SUPPLIED MATERIAL —

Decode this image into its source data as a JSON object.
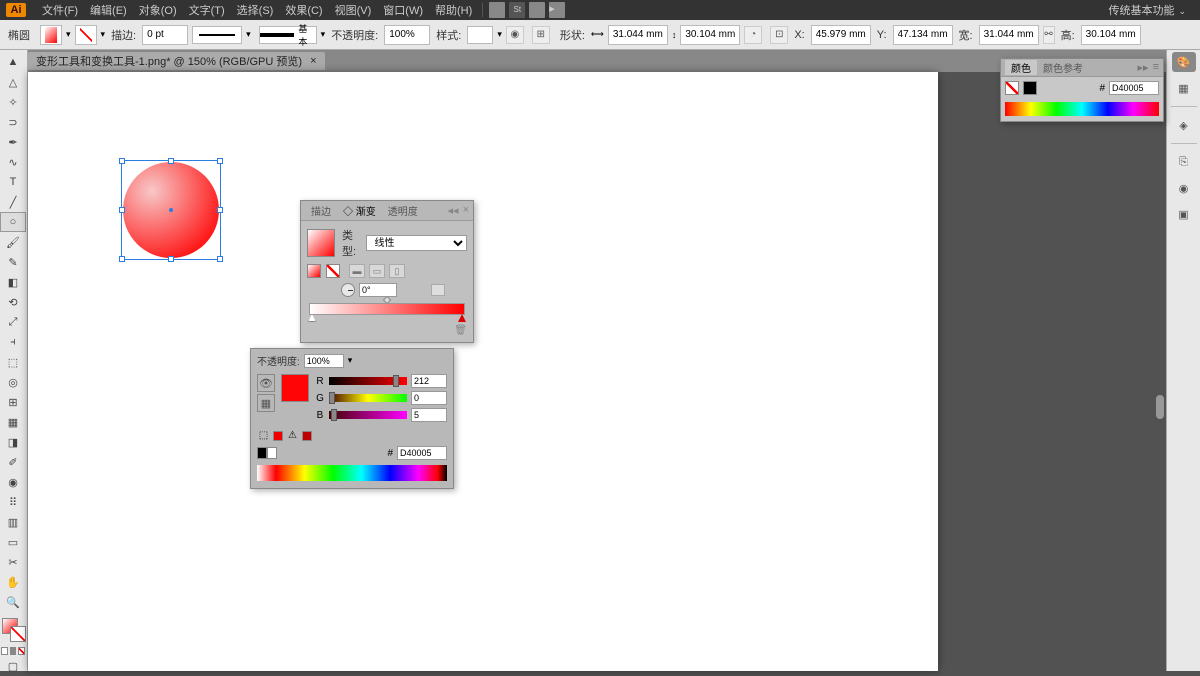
{
  "menu": {
    "items": [
      "文件(F)",
      "编辑(E)",
      "对象(O)",
      "文字(T)",
      "选择(S)",
      "效果(C)",
      "视图(V)",
      "窗口(W)",
      "帮助(H)"
    ]
  },
  "workspace": {
    "label": "传统基本功能"
  },
  "control": {
    "tool": "椭圆",
    "stroke_lbl": "描边:",
    "stroke": "0 pt",
    "profile": "基本",
    "opacity_lbl": "不透明度:",
    "opacity": "100%",
    "style_lbl": "样式:",
    "shape_lbl": "形状:",
    "sw": "31.044 mm",
    "sh": "30.104 mm",
    "x_lbl": "X:",
    "x": "45.979 mm",
    "y_lbl": "Y:",
    "y": "47.134 mm",
    "w_lbl": "宽:",
    "w": "31.044 mm",
    "h_lbl": "高:",
    "h": "30.104 mm"
  },
  "doc": {
    "title": "变形工具和变换工具-1.png* @ 150% (RGB/GPU 预览)"
  },
  "colorPanel": {
    "tab1": "颜色",
    "tab2": "颜色参考",
    "hex": "D40005"
  },
  "grad": {
    "tab1": "描边",
    "tab2": "◇ 渐变",
    "tab3": "透明度",
    "type_lbl": "类型:",
    "type": "线性",
    "angle": "0°"
  },
  "rgb": {
    "opacity_lbl": "不透明度:",
    "opacity": "100%",
    "r_lbl": "R",
    "r": "212",
    "g_lbl": "G",
    "g": "0",
    "b_lbl": "B",
    "b": "5",
    "hex_lbl": "#",
    "hex": "D40005"
  }
}
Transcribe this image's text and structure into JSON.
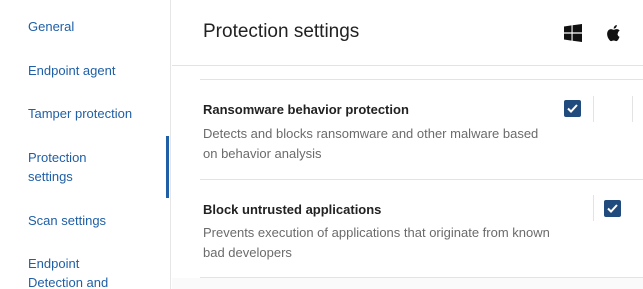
{
  "sidebar": {
    "items": [
      {
        "label": "General"
      },
      {
        "label": "Endpoint agent"
      },
      {
        "label": "Tamper protection"
      },
      {
        "label": "Protection\nsettings",
        "active": true
      },
      {
        "label": "Scan settings"
      },
      {
        "label": "Endpoint\nDetection and"
      }
    ]
  },
  "header": {
    "title": "Protection settings",
    "os_icons": [
      "windows-icon",
      "apple-icon"
    ]
  },
  "settings": [
    {
      "title": "Ransomware behavior protection",
      "description": "Detects and blocks ransomware and other malware based on behavior analysis",
      "checked": true
    },
    {
      "title": "Block untrusted applications",
      "description": "Prevents execution of applications that originate from known bad developers",
      "checked": true
    }
  ],
  "colors": {
    "accent": "#1f5fa6",
    "checkbox": "#204b7c",
    "divider": "#e3e3e3",
    "muted_text": "#6b6b6b"
  }
}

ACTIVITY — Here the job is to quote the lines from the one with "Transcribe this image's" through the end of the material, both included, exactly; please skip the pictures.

ANSWER SPACE —
Transcribe this image's text and structure into JSON.
{
  "sidebar": {
    "items": [
      {
        "label": "General"
      },
      {
        "label": "Endpoint agent"
      },
      {
        "label": "Tamper protection"
      },
      {
        "label": "Protection\nsettings",
        "active": true
      },
      {
        "label": "Scan settings"
      },
      {
        "label": "Endpoint\nDetection and"
      }
    ]
  },
  "header": {
    "title": "Protection settings",
    "os_icons": [
      "windows-icon",
      "apple-icon"
    ]
  },
  "settings": [
    {
      "title": "Ransomware behavior protection",
      "description": "Detects and blocks ransomware and other malware based on behavior analysis",
      "checked": true
    },
    {
      "title": "Block untrusted applications",
      "description": "Prevents execution of applications that originate from known bad developers",
      "checked": true
    }
  ],
  "colors": {
    "accent": "#1f5fa6",
    "checkbox": "#204b7c",
    "divider": "#e3e3e3",
    "muted_text": "#6b6b6b"
  }
}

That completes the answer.